Task: Answer with one number only: how many lines in the material contain "name".
▬▬▬▬▬▬
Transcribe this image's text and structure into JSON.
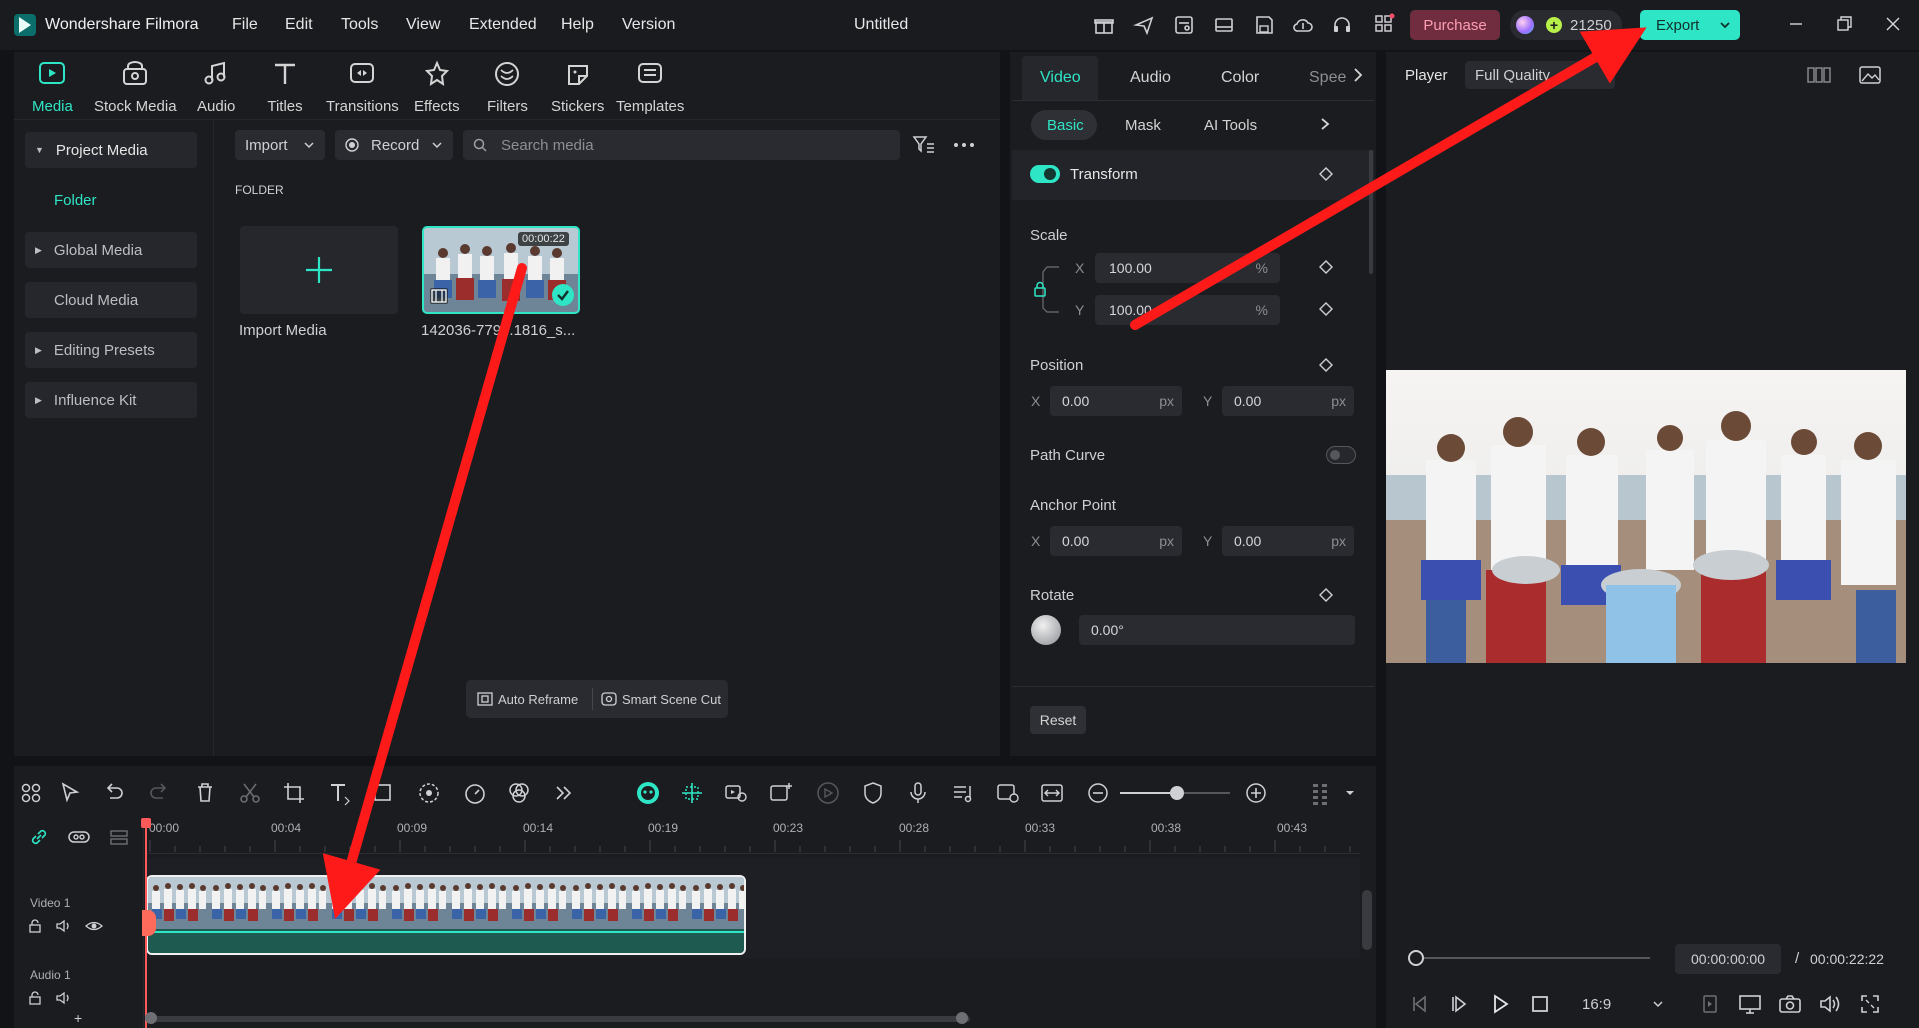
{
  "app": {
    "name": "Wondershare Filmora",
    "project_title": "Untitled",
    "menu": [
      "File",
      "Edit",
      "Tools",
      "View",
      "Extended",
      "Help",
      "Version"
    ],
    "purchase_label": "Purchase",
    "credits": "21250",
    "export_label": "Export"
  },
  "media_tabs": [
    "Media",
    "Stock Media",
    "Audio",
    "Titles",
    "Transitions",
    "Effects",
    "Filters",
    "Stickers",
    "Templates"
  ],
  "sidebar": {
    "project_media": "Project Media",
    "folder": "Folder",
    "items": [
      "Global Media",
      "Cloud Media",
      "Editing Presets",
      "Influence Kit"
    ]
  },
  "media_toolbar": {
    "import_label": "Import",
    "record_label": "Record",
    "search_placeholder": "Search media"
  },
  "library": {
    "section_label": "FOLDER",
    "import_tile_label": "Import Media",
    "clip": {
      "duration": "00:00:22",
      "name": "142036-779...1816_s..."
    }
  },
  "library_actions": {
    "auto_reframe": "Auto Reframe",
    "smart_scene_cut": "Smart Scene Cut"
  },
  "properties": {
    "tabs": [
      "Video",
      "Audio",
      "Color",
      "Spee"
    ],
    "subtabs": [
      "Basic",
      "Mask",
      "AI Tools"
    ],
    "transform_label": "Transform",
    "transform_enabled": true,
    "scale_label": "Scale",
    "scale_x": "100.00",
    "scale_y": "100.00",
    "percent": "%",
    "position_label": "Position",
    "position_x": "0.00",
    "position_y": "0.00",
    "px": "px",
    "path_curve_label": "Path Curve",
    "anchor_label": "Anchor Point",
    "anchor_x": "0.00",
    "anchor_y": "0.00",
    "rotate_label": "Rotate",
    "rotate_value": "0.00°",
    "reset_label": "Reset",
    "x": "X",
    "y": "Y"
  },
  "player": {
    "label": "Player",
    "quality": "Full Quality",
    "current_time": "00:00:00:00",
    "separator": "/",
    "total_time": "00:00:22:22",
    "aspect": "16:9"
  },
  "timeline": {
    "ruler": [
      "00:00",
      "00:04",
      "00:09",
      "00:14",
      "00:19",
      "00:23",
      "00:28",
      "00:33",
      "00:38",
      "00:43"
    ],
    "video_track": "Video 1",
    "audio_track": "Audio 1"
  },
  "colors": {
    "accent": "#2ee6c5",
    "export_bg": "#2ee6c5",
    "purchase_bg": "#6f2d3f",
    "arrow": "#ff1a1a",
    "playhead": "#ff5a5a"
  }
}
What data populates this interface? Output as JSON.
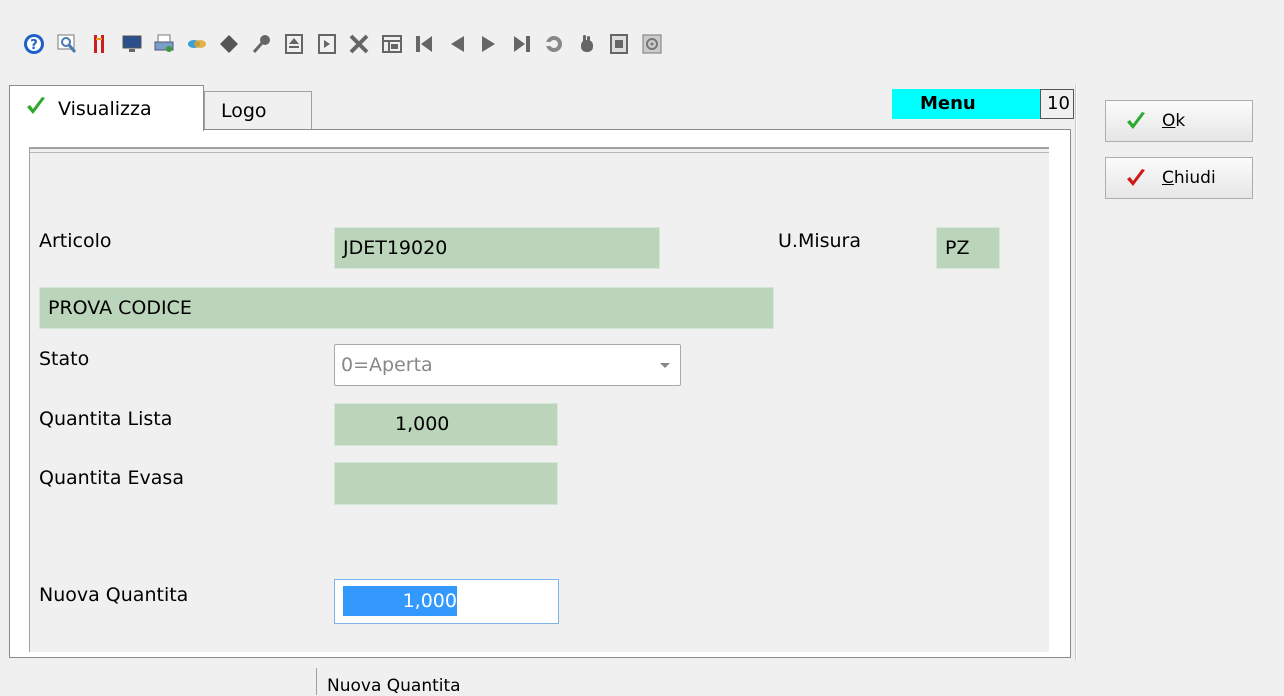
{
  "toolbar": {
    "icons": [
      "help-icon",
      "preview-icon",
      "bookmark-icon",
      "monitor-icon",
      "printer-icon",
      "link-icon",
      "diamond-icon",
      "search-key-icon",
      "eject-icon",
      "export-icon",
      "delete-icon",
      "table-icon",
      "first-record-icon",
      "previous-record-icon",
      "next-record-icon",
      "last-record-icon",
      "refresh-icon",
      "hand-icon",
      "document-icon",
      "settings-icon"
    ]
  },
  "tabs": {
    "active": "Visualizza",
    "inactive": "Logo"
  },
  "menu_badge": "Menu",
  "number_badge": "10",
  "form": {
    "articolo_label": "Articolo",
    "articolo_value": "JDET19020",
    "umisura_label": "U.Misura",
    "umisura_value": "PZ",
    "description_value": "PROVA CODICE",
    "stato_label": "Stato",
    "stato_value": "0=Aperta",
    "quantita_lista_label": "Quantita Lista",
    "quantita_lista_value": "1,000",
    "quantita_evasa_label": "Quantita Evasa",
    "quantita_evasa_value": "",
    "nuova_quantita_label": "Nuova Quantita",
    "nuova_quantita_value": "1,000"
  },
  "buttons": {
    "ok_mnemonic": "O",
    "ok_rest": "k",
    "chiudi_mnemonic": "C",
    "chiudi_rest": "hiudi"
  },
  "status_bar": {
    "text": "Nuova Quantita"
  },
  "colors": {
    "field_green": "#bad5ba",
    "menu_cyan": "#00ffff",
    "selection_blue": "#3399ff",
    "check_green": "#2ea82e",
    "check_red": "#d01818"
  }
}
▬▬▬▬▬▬
Solution below: 2